TO DO: Once you have read the entries below, give them all again without any difference.

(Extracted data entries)
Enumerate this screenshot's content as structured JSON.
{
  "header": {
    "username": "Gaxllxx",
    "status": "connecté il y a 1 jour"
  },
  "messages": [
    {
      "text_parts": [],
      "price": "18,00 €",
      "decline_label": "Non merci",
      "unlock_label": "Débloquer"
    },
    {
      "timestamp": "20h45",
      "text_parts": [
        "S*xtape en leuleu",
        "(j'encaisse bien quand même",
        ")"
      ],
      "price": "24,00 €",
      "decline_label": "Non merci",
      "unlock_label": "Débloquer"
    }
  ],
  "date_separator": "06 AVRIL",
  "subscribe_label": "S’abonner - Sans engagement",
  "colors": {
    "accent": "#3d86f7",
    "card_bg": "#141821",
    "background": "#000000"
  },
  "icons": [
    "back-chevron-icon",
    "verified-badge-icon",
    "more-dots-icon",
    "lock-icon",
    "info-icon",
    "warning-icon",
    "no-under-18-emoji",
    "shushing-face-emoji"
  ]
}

TASK SOLUTION:
Enumerate this screenshot's content as structured JSON.
{
  "header": {
    "username": "Gaxllxx",
    "status": "connecté il y a 1 jour"
  },
  "messages": [
    {
      "text_parts": [],
      "price": "18,00 €",
      "decline_label": "Non merci",
      "unlock_label": "Débloquer"
    },
    {
      "timestamp": "20h45",
      "text_parts": [
        "S*xtape en leuleu",
        "(j'encaisse bien quand même",
        ")"
      ],
      "price": "24,00 €",
      "decline_label": "Non merci",
      "unlock_label": "Débloquer"
    }
  ],
  "date_separator": "06 AVRIL",
  "subscribe_label": "S’abonner - Sans engagement",
  "colors": {
    "accent": "#3d86f7",
    "card_bg": "#141821",
    "background": "#000000"
  },
  "icons": [
    "back-chevron-icon",
    "verified-badge-icon",
    "more-dots-icon",
    "lock-icon",
    "info-icon",
    "warning-icon",
    "no-under-18-emoji",
    "shushing-face-emoji"
  ]
}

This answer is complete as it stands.